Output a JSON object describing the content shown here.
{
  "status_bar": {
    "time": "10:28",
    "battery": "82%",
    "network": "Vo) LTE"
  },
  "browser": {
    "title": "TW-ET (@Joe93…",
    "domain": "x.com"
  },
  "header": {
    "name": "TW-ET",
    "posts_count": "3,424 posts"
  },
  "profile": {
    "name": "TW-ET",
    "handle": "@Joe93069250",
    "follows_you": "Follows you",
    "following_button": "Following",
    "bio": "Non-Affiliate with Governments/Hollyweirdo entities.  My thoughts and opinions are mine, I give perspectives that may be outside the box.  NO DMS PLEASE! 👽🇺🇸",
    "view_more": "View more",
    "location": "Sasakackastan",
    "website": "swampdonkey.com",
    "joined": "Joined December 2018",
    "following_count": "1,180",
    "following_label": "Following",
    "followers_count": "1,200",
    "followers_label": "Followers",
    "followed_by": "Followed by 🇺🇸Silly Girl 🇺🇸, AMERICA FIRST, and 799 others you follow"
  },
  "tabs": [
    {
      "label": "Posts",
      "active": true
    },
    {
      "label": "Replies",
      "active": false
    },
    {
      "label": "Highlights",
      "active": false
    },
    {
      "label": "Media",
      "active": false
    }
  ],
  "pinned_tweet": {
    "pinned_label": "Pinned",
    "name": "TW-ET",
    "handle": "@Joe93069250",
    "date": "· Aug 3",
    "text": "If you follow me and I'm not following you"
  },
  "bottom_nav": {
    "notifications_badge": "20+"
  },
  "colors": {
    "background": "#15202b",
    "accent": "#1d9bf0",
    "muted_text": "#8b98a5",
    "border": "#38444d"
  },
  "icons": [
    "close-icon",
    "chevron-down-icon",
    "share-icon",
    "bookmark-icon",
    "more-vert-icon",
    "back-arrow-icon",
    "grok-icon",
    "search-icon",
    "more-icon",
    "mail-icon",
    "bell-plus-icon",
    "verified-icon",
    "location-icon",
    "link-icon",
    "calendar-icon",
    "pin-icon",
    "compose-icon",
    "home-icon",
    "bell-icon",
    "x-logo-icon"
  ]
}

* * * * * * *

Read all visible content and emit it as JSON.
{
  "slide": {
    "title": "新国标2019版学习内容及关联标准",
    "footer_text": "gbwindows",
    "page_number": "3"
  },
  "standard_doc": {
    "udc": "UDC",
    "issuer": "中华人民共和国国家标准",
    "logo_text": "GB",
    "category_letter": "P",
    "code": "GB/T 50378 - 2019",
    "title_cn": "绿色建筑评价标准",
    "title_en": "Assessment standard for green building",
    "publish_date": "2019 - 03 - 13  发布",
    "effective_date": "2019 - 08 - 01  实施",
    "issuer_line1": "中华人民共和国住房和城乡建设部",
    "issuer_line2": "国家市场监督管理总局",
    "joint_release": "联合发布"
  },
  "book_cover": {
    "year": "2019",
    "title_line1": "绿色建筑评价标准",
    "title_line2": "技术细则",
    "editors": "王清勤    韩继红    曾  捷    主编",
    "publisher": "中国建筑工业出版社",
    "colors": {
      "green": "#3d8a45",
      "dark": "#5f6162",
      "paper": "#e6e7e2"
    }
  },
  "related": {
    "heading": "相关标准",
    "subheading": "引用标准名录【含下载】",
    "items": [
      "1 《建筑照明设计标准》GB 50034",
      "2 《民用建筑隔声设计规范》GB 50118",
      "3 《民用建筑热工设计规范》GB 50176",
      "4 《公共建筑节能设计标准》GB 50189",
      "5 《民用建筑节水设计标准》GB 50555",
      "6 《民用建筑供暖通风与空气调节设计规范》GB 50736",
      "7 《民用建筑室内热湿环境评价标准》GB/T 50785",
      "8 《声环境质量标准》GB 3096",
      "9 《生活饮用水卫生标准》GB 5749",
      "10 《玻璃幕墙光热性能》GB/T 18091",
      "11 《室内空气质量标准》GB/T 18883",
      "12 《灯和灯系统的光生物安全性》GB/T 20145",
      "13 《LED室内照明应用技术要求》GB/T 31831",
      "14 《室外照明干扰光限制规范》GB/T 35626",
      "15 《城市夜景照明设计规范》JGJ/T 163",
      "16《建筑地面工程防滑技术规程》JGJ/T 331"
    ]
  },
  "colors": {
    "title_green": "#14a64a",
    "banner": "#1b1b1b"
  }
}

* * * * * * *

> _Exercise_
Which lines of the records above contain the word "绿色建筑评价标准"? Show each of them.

> _Result_
    "title_cn": "绿色建筑评价标准",
    "title_line1": "绿色建筑评价标准",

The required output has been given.